▸ MATERIAL PROVIDED:
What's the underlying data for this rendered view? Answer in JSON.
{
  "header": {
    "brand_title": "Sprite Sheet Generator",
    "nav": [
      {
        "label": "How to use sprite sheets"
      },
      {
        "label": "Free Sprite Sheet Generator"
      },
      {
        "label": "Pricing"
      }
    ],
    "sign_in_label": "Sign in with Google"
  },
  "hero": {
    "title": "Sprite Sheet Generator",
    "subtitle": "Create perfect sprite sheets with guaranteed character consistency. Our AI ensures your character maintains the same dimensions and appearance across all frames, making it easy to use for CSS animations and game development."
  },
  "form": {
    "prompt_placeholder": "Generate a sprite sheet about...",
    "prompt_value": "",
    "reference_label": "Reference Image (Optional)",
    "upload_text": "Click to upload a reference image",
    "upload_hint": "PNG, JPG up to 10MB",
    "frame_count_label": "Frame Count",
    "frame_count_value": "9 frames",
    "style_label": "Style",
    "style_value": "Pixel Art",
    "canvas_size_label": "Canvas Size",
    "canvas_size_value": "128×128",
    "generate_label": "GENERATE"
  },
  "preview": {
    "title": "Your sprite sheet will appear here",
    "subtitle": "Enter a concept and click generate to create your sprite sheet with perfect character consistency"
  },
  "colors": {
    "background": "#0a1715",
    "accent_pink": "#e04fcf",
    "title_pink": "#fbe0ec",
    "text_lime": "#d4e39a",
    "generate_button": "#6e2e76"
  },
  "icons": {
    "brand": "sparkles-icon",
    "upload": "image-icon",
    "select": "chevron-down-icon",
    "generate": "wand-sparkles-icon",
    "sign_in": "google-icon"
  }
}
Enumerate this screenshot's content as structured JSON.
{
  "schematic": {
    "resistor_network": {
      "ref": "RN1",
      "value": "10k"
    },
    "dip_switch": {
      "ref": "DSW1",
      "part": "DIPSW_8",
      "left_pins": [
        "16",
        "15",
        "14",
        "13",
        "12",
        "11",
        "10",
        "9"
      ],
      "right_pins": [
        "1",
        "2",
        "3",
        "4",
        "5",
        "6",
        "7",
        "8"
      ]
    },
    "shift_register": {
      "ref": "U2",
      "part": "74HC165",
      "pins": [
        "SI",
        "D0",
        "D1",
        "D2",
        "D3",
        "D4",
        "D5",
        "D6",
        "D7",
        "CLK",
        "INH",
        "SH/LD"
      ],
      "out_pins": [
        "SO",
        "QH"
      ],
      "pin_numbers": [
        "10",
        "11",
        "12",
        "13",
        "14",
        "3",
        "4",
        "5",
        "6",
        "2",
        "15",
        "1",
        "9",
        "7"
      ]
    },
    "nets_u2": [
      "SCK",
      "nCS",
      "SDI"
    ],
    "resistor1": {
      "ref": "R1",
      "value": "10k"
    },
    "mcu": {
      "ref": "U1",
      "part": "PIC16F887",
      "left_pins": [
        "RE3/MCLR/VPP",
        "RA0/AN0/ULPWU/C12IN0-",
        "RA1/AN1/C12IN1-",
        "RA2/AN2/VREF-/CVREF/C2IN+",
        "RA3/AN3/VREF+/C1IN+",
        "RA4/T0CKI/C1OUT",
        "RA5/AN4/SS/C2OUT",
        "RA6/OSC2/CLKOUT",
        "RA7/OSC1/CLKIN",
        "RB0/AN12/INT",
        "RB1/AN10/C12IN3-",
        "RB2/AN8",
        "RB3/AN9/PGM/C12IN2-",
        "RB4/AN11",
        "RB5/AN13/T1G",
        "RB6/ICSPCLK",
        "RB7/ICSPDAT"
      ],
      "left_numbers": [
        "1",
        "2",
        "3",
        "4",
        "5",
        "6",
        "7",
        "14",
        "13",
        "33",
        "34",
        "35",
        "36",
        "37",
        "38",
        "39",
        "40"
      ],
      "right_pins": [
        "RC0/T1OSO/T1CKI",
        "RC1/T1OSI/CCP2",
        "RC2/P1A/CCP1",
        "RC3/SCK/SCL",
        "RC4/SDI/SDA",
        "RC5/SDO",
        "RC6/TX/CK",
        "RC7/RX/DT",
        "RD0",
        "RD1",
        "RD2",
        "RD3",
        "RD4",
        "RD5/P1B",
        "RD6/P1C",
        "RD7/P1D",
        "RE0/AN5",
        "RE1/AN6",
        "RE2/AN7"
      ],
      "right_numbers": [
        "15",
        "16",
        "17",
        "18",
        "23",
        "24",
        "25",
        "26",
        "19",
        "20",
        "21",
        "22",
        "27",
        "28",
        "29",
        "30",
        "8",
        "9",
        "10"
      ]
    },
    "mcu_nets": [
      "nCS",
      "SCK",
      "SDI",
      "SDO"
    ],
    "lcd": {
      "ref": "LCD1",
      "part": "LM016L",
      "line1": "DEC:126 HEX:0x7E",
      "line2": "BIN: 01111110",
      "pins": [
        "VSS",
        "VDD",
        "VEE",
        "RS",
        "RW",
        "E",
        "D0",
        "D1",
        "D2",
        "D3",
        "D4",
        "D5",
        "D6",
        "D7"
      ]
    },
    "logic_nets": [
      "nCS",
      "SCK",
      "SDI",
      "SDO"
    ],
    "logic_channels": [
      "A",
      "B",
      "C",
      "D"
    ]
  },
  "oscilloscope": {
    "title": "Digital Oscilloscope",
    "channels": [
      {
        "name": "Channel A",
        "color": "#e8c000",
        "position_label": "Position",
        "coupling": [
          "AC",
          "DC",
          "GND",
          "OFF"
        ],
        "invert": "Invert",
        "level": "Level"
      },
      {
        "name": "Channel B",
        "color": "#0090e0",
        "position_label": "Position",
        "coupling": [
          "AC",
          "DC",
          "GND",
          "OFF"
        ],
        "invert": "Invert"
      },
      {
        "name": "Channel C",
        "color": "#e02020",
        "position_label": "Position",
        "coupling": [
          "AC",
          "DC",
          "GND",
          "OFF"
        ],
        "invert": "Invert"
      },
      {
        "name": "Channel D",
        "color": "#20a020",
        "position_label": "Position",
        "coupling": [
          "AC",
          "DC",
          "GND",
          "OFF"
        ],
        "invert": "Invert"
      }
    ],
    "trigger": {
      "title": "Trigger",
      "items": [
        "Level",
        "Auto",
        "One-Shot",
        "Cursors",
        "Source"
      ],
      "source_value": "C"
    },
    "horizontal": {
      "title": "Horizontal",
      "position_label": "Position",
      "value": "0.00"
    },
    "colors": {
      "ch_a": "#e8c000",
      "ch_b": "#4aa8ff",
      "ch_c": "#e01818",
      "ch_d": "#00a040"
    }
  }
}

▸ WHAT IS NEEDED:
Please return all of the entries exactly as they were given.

▸ REPLY:
What's the underlying data for this rendered view? Answer in JSON.
{
  "header": {
    "brand_title": "Sprite Sheet Generator",
    "nav": [
      {
        "label": "How to use sprite sheets"
      },
      {
        "label": "Free Sprite Sheet Generator"
      },
      {
        "label": "Pricing"
      }
    ],
    "sign_in_label": "Sign in with Google"
  },
  "hero": {
    "title": "Sprite Sheet Generator",
    "subtitle": "Create perfect sprite sheets with guaranteed character consistency. Our AI ensures your character maintains the same dimensions and appearance across all frames, making it easy to use for CSS animations and game development."
  },
  "form": {
    "prompt_placeholder": "Generate a sprite sheet about...",
    "prompt_value": "",
    "reference_label": "Reference Image (Optional)",
    "upload_text": "Click to upload a reference image",
    "upload_hint": "PNG, JPG up to 10MB",
    "frame_count_label": "Frame Count",
    "frame_count_value": "9 frames",
    "style_label": "Style",
    "style_value": "Pixel Art",
    "canvas_size_label": "Canvas Size",
    "canvas_size_value": "128×128",
    "generate_label": "GENERATE"
  },
  "preview": {
    "title": "Your sprite sheet will appear here",
    "subtitle": "Enter a concept and click generate to create your sprite sheet with perfect character consistency"
  },
  "colors": {
    "background": "#0a1715",
    "accent_pink": "#e04fcf",
    "title_pink": "#fbe0ec",
    "text_lime": "#d4e39a",
    "generate_button": "#6e2e76"
  },
  "icons": {
    "brand": "sparkles-icon",
    "upload": "image-icon",
    "select": "chevron-down-icon",
    "generate": "wand-sparkles-icon",
    "sign_in": "google-icon"
  }
}
Enumerate this screenshot's content as structured JSON.
{
  "schematic": {
    "resistor_network": {
      "ref": "RN1",
      "value": "10k"
    },
    "dip_switch": {
      "ref": "DSW1",
      "part": "DIPSW_8",
      "left_pins": [
        "16",
        "15",
        "14",
        "13",
        "12",
        "11",
        "10",
        "9"
      ],
      "right_pins": [
        "1",
        "2",
        "3",
        "4",
        "5",
        "6",
        "7",
        "8"
      ]
    },
    "shift_register": {
      "ref": "U2",
      "part": "74HC165",
      "pins": [
        "SI",
        "D0",
        "D1",
        "D2",
        "D3",
        "D4",
        "D5",
        "D6",
        "D7",
        "CLK",
        "INH",
        "SH/LD"
      ],
      "out_pins": [
        "SO",
        "QH"
      ],
      "pin_numbers": [
        "10",
        "11",
        "12",
        "13",
        "14",
        "3",
        "4",
        "5",
        "6",
        "2",
        "15",
        "1",
        "9",
        "7"
      ]
    },
    "nets_u2": [
      "SCK",
      "nCS",
      "SDI"
    ],
    "resistor1": {
      "ref": "R1",
      "value": "10k"
    },
    "mcu": {
      "ref": "U1",
      "part": "PIC16F887",
      "left_pins": [
        "RE3/MCLR/VPP",
        "RA0/AN0/ULPWU/C12IN0-",
        "RA1/AN1/C12IN1-",
        "RA2/AN2/VREF-/CVREF/C2IN+",
        "RA3/AN3/VREF+/C1IN+",
        "RA4/T0CKI/C1OUT",
        "RA5/AN4/SS/C2OUT",
        "RA6/OSC2/CLKOUT",
        "RA7/OSC1/CLKIN",
        "RB0/AN12/INT",
        "RB1/AN10/C12IN3-",
        "RB2/AN8",
        "RB3/AN9/PGM/C12IN2-",
        "RB4/AN11",
        "RB5/AN13/T1G",
        "RB6/ICSPCLK",
        "RB7/ICSPDAT"
      ],
      "left_numbers": [
        "1",
        "2",
        "3",
        "4",
        "5",
        "6",
        "7",
        "14",
        "13",
        "33",
        "34",
        "35",
        "36",
        "37",
        "38",
        "39",
        "40"
      ],
      "right_pins": [
        "RC0/T1OSO/T1CKI",
        "RC1/T1OSI/CCP2",
        "RC2/P1A/CCP1",
        "RC3/SCK/SCL",
        "RC4/SDI/SDA",
        "RC5/SDO",
        "RC6/TX/CK",
        "RC7/RX/DT",
        "RD0",
        "RD1",
        "RD2",
        "RD3",
        "RD4",
        "RD5/P1B",
        "RD6/P1C",
        "RD7/P1D",
        "RE0/AN5",
        "RE1/AN6",
        "RE2/AN7"
      ],
      "right_numbers": [
        "15",
        "16",
        "17",
        "18",
        "23",
        "24",
        "25",
        "26",
        "19",
        "20",
        "21",
        "22",
        "27",
        "28",
        "29",
        "30",
        "8",
        "9",
        "10"
      ]
    },
    "mcu_nets": [
      "nCS",
      "SCK",
      "SDI",
      "SDO"
    ],
    "lcd": {
      "ref": "LCD1",
      "part": "LM016L",
      "line1": "DEC:126 HEX:0x7E",
      "line2": "BIN: 01111110",
      "pins": [
        "VSS",
        "VDD",
        "VEE",
        "RS",
        "RW",
        "E",
        "D0",
        "D1",
        "D2",
        "D3",
        "D4",
        "D5",
        "D6",
        "D7"
      ]
    },
    "logic_nets": [
      "nCS",
      "SCK",
      "SDI",
      "SDO"
    ],
    "logic_channels": [
      "A",
      "B",
      "C",
      "D"
    ]
  },
  "oscilloscope": {
    "title": "Digital Oscilloscope",
    "channels": [
      {
        "name": "Channel A",
        "color": "#e8c000",
        "position_label": "Position",
        "coupling": [
          "AC",
          "DC",
          "GND",
          "OFF"
        ],
        "invert": "Invert",
        "level": "Level"
      },
      {
        "name": "Channel B",
        "color": "#0090e0",
        "position_label": "Position",
        "coupling": [
          "AC",
          "DC",
          "GND",
          "OFF"
        ],
        "invert": "Invert"
      },
      {
        "name": "Channel C",
        "color": "#e02020",
        "position_label": "Position",
        "coupling": [
          "AC",
          "DC",
          "GND",
          "OFF"
        ],
        "invert": "Invert"
      },
      {
        "name": "Channel D",
        "color": "#20a020",
        "position_label": "Position",
        "coupling": [
          "AC",
          "DC",
          "GND",
          "OFF"
        ],
        "invert": "Invert"
      }
    ],
    "trigger": {
      "title": "Trigger",
      "items": [
        "Level",
        "Auto",
        "One-Shot",
        "Cursors",
        "Source"
      ],
      "source_value": "C"
    },
    "horizontal": {
      "title": "Horizontal",
      "position_label": "Position",
      "value": "0.00"
    },
    "colors": {
      "ch_a": "#e8c000",
      "ch_b": "#4aa8ff",
      "ch_c": "#e01818",
      "ch_d": "#00a040"
    }
  }
}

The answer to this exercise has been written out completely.